Problem:
Return all of the entries below, word for word. Omit each picture.
Material provided section start
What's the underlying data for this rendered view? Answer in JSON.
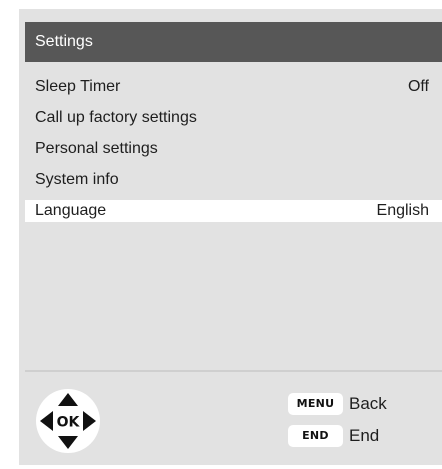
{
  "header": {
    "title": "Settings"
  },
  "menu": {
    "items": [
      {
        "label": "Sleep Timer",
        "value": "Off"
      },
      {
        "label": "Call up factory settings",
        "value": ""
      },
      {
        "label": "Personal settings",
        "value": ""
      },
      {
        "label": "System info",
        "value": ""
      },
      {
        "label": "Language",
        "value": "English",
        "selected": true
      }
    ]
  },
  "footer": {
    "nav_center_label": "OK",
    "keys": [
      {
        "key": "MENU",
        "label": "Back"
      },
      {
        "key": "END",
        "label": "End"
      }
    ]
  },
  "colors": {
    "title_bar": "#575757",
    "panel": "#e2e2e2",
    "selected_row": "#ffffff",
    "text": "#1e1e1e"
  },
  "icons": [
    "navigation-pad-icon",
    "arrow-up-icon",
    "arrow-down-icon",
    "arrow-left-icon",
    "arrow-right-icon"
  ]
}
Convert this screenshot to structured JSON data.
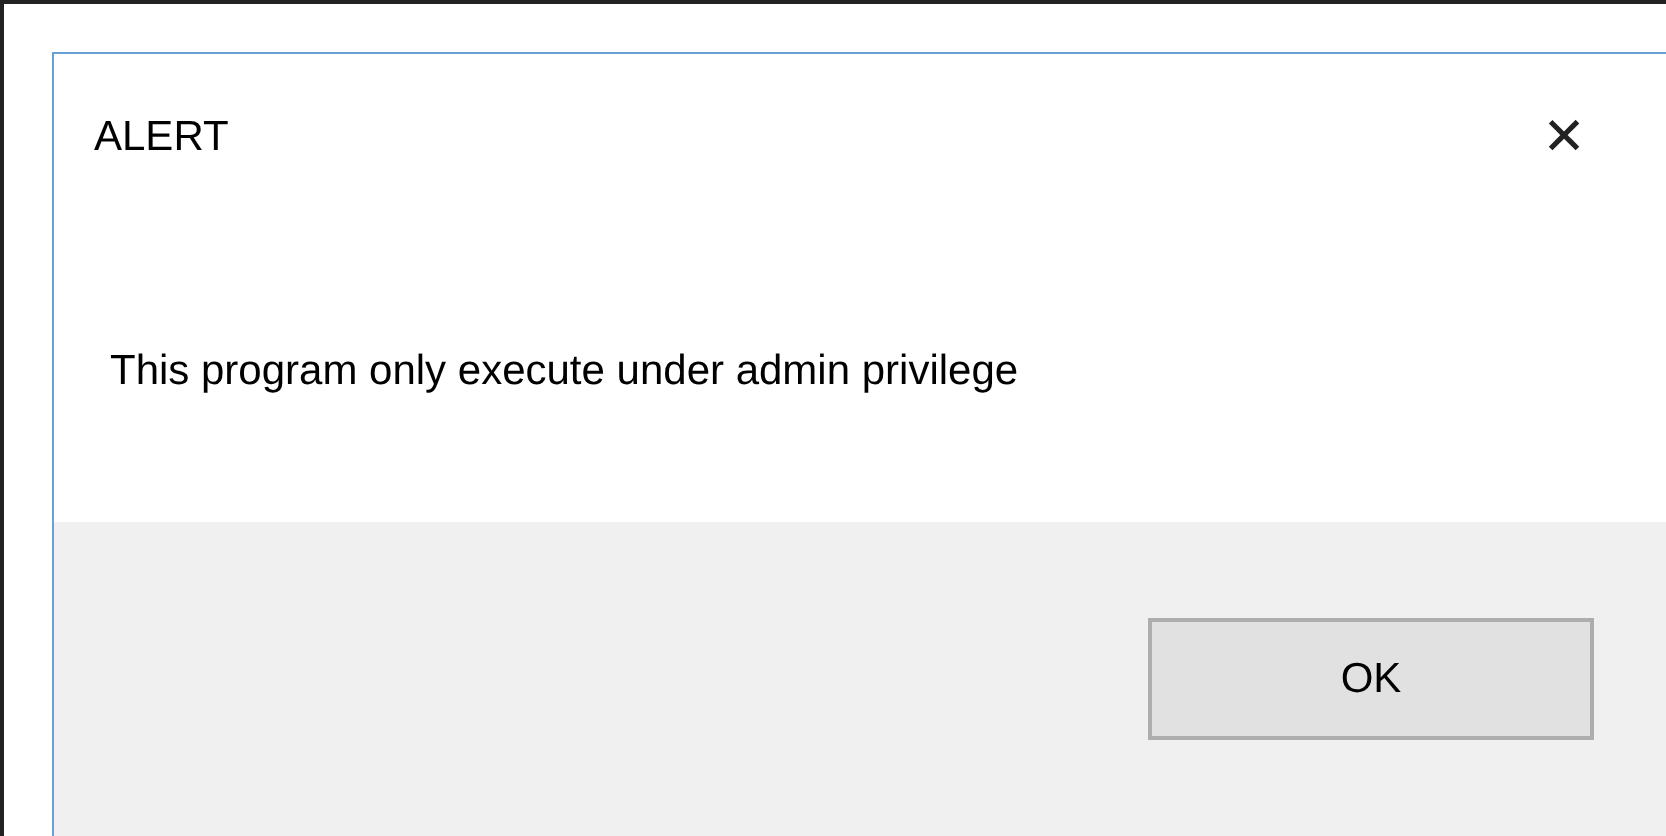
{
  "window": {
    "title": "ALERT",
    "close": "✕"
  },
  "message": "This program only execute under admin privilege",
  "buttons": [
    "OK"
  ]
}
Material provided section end
Solution to this exercise:
What's the underlying data for this rendered view? Answer in JSON.
{
  "header": {
    "title": "Settings"
  },
  "menu": {
    "items": [
      {
        "label": "Sleep Timer",
        "value": "Off"
      },
      {
        "label": "Call up factory settings",
        "value": ""
      },
      {
        "label": "Personal settings",
        "value": ""
      },
      {
        "label": "System info",
        "value": ""
      },
      {
        "label": "Language",
        "value": "English",
        "selected": true
      }
    ]
  },
  "footer": {
    "nav_center_label": "OK",
    "keys": [
      {
        "key": "MENU",
        "label": "Back"
      },
      {
        "key": "END",
        "label": "End"
      }
    ]
  },
  "colors": {
    "title_bar": "#575757",
    "panel": "#e2e2e2",
    "selected_row": "#ffffff",
    "text": "#1e1e1e"
  },
  "icons": [
    "navigation-pad-icon",
    "arrow-up-icon",
    "arrow-down-icon",
    "arrow-left-icon",
    "arrow-right-icon"
  ]
}
Convert this screenshot to structured JSON data.
{
  "window": {
    "title": "ALERT",
    "close": "✕"
  },
  "message": "This program only execute under admin privilege",
  "buttons": [
    "OK"
  ]
}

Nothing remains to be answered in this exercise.